Local Market Spotlight: Waco-Temple-Bryan, Texas

Aug 20, 2001  •  Post A Comment

Some station managers said the Waco-Temple-Bryan, Texas, market is pacing flat from a year ago, while others said it’s slightly ahead of last year.
According to BIA Financial Network, Waco-Temple-Bryan TV revenues were $31 million in 2000 and are expected to be $31.4 million in 2001.
Top ad categories include auto, medical and fast food. Randy Odil, general manager of NBC affiliate KCEN-TV, said the legal category continues to grow. And he said regional accounts are up at his station. Mr. Odil said the market has about 50 percent national and 50 percent local ads.
Michael Spiesman, president of Continental Television Sales, said Waco, like much of the state of Texas, has really bucked the trend of small and medium markets in the country. “You’re looking at growth from fast food, telecommunications and auto,” Mr. Spiesman said. “For third quarter, it’s the same categories-it’s even greater growth than first half.”
“I do have some feeling on the positive going into the new year,” Mr. Odil said. “Being an NBC affiliate, we have the Winter Olympics in February. We have political next year, with a March primary, and it will probably kick in for us in December or January and February.”
Mr. Odil said unemployment in the market is a little above 4 percent, which he said is excellent.
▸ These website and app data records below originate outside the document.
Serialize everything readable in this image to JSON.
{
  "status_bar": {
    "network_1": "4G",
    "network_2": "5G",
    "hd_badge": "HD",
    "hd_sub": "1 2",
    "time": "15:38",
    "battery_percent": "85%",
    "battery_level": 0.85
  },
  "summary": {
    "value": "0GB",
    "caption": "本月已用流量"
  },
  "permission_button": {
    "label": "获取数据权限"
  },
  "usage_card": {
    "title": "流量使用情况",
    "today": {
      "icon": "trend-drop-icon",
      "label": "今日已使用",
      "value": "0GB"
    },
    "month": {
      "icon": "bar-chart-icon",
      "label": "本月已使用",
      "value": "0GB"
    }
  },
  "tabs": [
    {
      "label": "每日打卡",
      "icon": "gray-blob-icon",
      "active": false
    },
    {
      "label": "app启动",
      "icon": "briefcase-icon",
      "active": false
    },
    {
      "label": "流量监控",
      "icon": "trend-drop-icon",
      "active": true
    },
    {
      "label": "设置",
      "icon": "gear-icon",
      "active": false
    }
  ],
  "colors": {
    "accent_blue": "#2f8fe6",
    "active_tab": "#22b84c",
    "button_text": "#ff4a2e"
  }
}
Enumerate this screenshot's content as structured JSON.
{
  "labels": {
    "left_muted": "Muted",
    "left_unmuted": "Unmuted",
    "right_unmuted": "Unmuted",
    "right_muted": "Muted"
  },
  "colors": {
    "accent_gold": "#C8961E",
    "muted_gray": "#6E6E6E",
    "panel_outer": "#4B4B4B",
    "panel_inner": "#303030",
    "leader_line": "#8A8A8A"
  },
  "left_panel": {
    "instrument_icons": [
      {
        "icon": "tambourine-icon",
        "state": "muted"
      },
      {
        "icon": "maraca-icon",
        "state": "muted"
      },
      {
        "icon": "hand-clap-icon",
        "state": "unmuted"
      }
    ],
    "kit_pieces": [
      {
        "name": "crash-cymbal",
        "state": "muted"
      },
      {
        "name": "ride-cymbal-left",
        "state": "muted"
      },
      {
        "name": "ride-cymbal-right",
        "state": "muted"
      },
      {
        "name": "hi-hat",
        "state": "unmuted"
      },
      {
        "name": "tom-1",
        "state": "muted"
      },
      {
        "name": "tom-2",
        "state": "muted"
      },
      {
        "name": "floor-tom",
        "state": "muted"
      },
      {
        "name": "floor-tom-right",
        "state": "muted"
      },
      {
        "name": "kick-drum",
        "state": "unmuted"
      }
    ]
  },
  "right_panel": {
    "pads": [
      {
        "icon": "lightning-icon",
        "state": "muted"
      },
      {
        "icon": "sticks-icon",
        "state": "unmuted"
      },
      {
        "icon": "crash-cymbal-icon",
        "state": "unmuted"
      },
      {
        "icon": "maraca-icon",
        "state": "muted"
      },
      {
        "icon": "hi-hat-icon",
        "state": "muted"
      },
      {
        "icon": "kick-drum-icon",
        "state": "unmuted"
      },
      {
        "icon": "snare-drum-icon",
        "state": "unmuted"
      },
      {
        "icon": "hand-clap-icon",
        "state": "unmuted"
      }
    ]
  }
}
He said Raytheon is a major employer in the market, as is M&M/Mars, with 99 percent of Snickers bars made in the local area.
KCEN had a successful ad sales project last year with local car dealers, in which the station did a 12-month blood drive for the Red Cross that was underwritten by sponsors. “We went live to the car dealer, and the bloodmobile truck would go there, and we would do live cut-ins to have people go give blood,” Mr. Odil said.
Ray Deaver, general manager of CBS affiliate KWTX-TV, said Fort Hood, the largest military base in the country, is a big factor in the market’s economy. It houses two large Army divisions with a total of about 46,000 people.
“We’re not doing all that bad,” Mr. Deaver said. “[The] local economy is a little bit softer than it has been, but it’s still thriving.”
Mr. Deaver said several new shopping centers have recently opened in the market, adding new restaurants and a new Home Depot store. And KWTX is hoping to make its Web site a potential revenue stream.
“I think it’s still going to be a tough fight in the last two quarters of ’01,” Mr. Deaver said. “We look for Texas politics to be strong next year. The lieutenant governor race is going to be a big race, and there will be some legislative seats that will be big. We already have some candidates spending money for the March primary.”
According to BIA Financial Network, the market has 64 percent cable penetration. Cox is one of the cable systems in the market. Brent Skinner, vice president and general manager, Southwest Division, for Cox Cable Rep, said Cable Rep offers ad insertions on 32 cable networks. It also offers advertisers up to 20 different geographical zones in which to insert ads. Top ad categories on cable are auto, restaurants and financial. Cable is pacing up from a year ago.
“My feeling is that in local business advertisers can be more efficient [on cable]. They can advertise close to home, whereas with a broadcast station you have to advertise in a larger area,” Mr. Skinner said.